This weekend should end any anxiety caused by the unanswered question: “How will a fourth ‘Jurassic Park’ movie compare to the 22-year-old original?”
Universal has taken some risks with the return to the ‘Jurassic‘ franchise that Michael Crichton created and Steven Spielberg brought to life in 1993. The ‘Jurassic World’ budget landed at $150 million. The helm was given to indie filmmaker Colin Trevorrow (‘Safety Not Guaranteed’), and funnyman actor Chris Pratt was placed in a mostly serious role. Featuring just the ‘Jurassic’ name doesn’t guarantee success. Although it went on to gross $181.1 million domestically, ‘Jurassic Park III‘ only opened to $50.7 million in July 2001. The majority of the original cast returned for that installment and it still underperformed expectations. There’s a lot of uncertainty here.
‘Jurassic World’ features an ensemble of characters who are either visiting or working on the island that’s home to the now-successful park. Bryce Dallas Howard plays the operations manager. Two kids play her nephews. Pratt plays a raptor tamer, with Omar Sy as his sidekick. Irrfan Khan plays the park’s owner. Jake Johnson and Lauren Lapkus play two systems techies. Vincent D’Onofrio plays a war-mongering InGen head, and BD Wong returns as the geneticist whose scientific discoveries have made all this possible. Like CG-laden blockbusters, the grand idea of the dinosaur park has lost its luster with audiences. Because of this, the park heads have cooked up a new genetically modified dino to bring in new crowds. But with a park filled with 20,000 appetizing humans, the unpredictable new Indominus Rex is about to stir things up.
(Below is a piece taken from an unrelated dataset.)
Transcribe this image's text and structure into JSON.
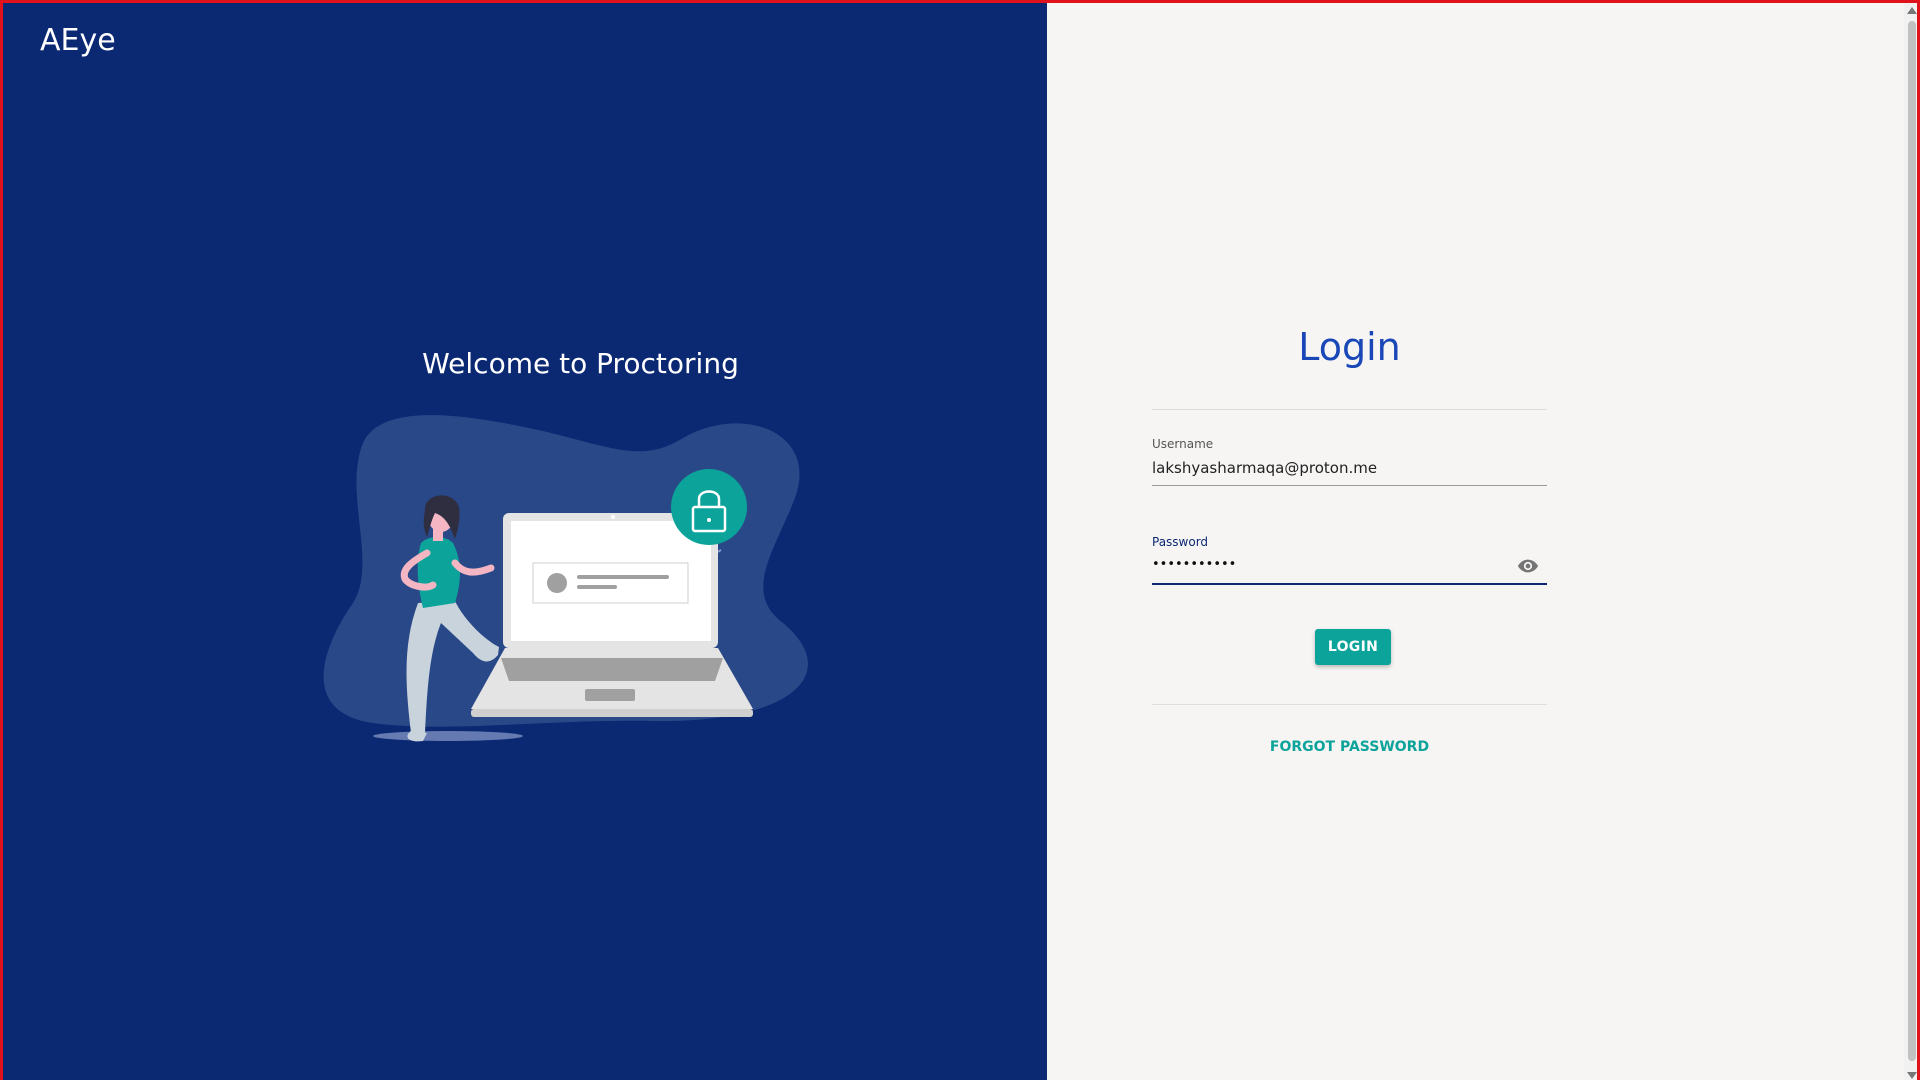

Fox Searchlight acquired ‘Me and Earl and the Dying Girl‘, winner of both the Audience Award and the Grand Jury Prize at this year’s Sundance Film Festival. Imagine a wonderful indie version of ‘The Fault in Our Stars’ (or any other movie dealing with teens and terminal illnesses). Without coming across as manipulative or fabricated, the film follows a lovingly-eccentric high school boy who loves watching and making quirky short film sequels with his buddy Earl. When a classmate and family friend is diagnosed with cancer, he follows his mom’s nudges and starts socializing with her. This delightful dramedy follows the threesome through the girl’s bout with cancer and could not have been made any better. Searchlight is pushing the movie onto 15 screens this weekend and will likely expand over the coming weeks.
This weekend also brings the documentary ‘Live from New York!‘. Although VH-1 has already documented a major chunk of the history of ‘Saturday Night Live’ through a several-part behind-the-scenes series, someone decided to make a shorter version that fits into a 90-minute slot. Following the same mix of archival footage, ‘SNL’ clips and new retrospective interviews, I don’t see what ‘Live from New York!’ could possibly offer that VH-1’s fantastic (albeit commercial-filled) version didn’t.
Another Sundance Jury Prize winner comes to us via Magnolia – this one of the documentary variety. ‘The Wolfpack‘ tells the unusual true story of a Manhattan family unlike any other. Because their controlling father wouldn’t allow his children to leave their apartment more than a couple times each year, the only things they knew about the “real world” came from the movies they watched from the confines of their small home. Together, the six boys created their own props and costumes and re-enacted their favorite scenes from their favorite films.